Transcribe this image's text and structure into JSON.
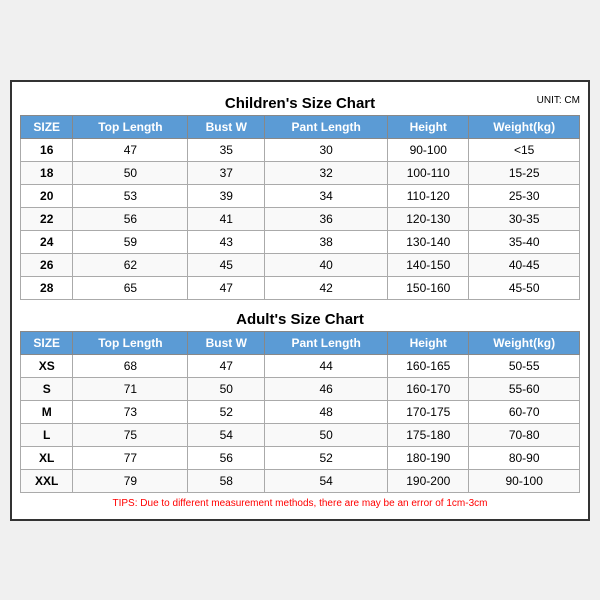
{
  "children": {
    "title": "Children's Size Chart",
    "unit": "UNIT: CM",
    "headers": [
      "SIZE",
      "Top Length",
      "Bust W",
      "Pant Length",
      "Height",
      "Weight(kg)"
    ],
    "rows": [
      [
        "16",
        "47",
        "35",
        "30",
        "90-100",
        "<15"
      ],
      [
        "18",
        "50",
        "37",
        "32",
        "100-110",
        "15-25"
      ],
      [
        "20",
        "53",
        "39",
        "34",
        "110-120",
        "25-30"
      ],
      [
        "22",
        "56",
        "41",
        "36",
        "120-130",
        "30-35"
      ],
      [
        "24",
        "59",
        "43",
        "38",
        "130-140",
        "35-40"
      ],
      [
        "26",
        "62",
        "45",
        "40",
        "140-150",
        "40-45"
      ],
      [
        "28",
        "65",
        "47",
        "42",
        "150-160",
        "45-50"
      ]
    ]
  },
  "adults": {
    "title": "Adult's Size Chart",
    "headers": [
      "SIZE",
      "Top Length",
      "Bust W",
      "Pant Length",
      "Height",
      "Weight(kg)"
    ],
    "rows": [
      [
        "XS",
        "68",
        "47",
        "44",
        "160-165",
        "50-55"
      ],
      [
        "S",
        "71",
        "50",
        "46",
        "160-170",
        "55-60"
      ],
      [
        "M",
        "73",
        "52",
        "48",
        "170-175",
        "60-70"
      ],
      [
        "L",
        "75",
        "54",
        "50",
        "175-180",
        "70-80"
      ],
      [
        "XL",
        "77",
        "56",
        "52",
        "180-190",
        "80-90"
      ],
      [
        "XXL",
        "79",
        "58",
        "54",
        "190-200",
        "90-100"
      ]
    ]
  },
  "tips": "TIPS: Due to different measurement methods, there are may be an error of 1cm-3cm"
}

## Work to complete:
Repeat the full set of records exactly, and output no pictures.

## Solution to this exercise:
Transcribe this image's text and structure into JSON.
{
  "children": {
    "title": "Children's Size Chart",
    "unit": "UNIT: CM",
    "headers": [
      "SIZE",
      "Top Length",
      "Bust W",
      "Pant Length",
      "Height",
      "Weight(kg)"
    ],
    "rows": [
      [
        "16",
        "47",
        "35",
        "30",
        "90-100",
        "<15"
      ],
      [
        "18",
        "50",
        "37",
        "32",
        "100-110",
        "15-25"
      ],
      [
        "20",
        "53",
        "39",
        "34",
        "110-120",
        "25-30"
      ],
      [
        "22",
        "56",
        "41",
        "36",
        "120-130",
        "30-35"
      ],
      [
        "24",
        "59",
        "43",
        "38",
        "130-140",
        "35-40"
      ],
      [
        "26",
        "62",
        "45",
        "40",
        "140-150",
        "40-45"
      ],
      [
        "28",
        "65",
        "47",
        "42",
        "150-160",
        "45-50"
      ]
    ]
  },
  "adults": {
    "title": "Adult's Size Chart",
    "headers": [
      "SIZE",
      "Top Length",
      "Bust W",
      "Pant Length",
      "Height",
      "Weight(kg)"
    ],
    "rows": [
      [
        "XS",
        "68",
        "47",
        "44",
        "160-165",
        "50-55"
      ],
      [
        "S",
        "71",
        "50",
        "46",
        "160-170",
        "55-60"
      ],
      [
        "M",
        "73",
        "52",
        "48",
        "170-175",
        "60-70"
      ],
      [
        "L",
        "75",
        "54",
        "50",
        "175-180",
        "70-80"
      ],
      [
        "XL",
        "77",
        "56",
        "52",
        "180-190",
        "80-90"
      ],
      [
        "XXL",
        "79",
        "58",
        "54",
        "190-200",
        "90-100"
      ]
    ]
  },
  "tips": "TIPS: Due to different measurement methods, there are may be an error of 1cm-3cm"
}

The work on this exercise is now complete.